(Data about app and page elements)
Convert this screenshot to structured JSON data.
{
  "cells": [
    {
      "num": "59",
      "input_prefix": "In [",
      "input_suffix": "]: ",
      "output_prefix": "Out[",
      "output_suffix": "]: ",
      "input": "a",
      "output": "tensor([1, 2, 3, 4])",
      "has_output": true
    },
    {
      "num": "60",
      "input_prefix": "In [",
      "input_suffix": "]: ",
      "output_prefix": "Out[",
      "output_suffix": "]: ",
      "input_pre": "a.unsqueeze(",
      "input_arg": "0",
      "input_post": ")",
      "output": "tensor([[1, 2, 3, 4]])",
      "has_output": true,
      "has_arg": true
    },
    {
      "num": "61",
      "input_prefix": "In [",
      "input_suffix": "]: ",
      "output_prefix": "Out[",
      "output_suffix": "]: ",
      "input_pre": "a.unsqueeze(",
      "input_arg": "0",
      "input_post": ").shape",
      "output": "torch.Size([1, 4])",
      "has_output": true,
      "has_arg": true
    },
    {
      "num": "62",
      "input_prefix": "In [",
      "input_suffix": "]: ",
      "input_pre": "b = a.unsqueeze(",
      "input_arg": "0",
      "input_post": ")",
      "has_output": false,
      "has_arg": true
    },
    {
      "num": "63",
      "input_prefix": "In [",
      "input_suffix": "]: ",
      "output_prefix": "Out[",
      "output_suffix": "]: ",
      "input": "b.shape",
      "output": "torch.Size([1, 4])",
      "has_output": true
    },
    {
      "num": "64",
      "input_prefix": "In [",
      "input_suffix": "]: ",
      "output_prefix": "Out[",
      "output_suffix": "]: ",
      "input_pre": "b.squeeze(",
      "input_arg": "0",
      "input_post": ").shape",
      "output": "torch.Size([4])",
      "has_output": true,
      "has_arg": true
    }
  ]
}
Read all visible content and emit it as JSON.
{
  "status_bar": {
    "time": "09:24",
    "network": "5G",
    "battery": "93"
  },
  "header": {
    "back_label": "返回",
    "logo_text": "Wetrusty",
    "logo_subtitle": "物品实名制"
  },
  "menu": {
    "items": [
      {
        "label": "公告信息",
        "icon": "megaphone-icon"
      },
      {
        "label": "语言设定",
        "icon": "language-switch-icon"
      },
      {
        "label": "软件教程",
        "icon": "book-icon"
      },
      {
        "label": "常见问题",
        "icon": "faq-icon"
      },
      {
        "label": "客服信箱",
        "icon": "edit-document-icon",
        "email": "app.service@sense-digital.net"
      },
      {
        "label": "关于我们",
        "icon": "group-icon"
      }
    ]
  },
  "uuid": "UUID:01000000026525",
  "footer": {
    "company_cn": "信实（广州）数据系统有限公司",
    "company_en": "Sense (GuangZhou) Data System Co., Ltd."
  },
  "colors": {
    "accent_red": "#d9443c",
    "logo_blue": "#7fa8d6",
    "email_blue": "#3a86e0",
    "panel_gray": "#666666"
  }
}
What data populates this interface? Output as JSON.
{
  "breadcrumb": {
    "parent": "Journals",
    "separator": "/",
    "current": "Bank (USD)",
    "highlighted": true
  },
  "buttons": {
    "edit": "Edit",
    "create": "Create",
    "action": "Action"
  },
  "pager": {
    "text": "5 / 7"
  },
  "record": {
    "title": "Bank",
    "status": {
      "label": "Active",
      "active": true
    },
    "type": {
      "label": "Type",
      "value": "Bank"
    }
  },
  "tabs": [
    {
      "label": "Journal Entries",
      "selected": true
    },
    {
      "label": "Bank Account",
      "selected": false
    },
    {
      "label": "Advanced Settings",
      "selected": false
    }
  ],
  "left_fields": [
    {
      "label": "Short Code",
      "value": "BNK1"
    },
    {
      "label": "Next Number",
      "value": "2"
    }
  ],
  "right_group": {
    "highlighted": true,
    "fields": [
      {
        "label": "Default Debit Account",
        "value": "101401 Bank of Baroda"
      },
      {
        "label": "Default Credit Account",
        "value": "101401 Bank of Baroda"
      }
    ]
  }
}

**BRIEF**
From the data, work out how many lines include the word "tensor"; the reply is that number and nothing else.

**RESULT FOR THIS EXERCISE**
2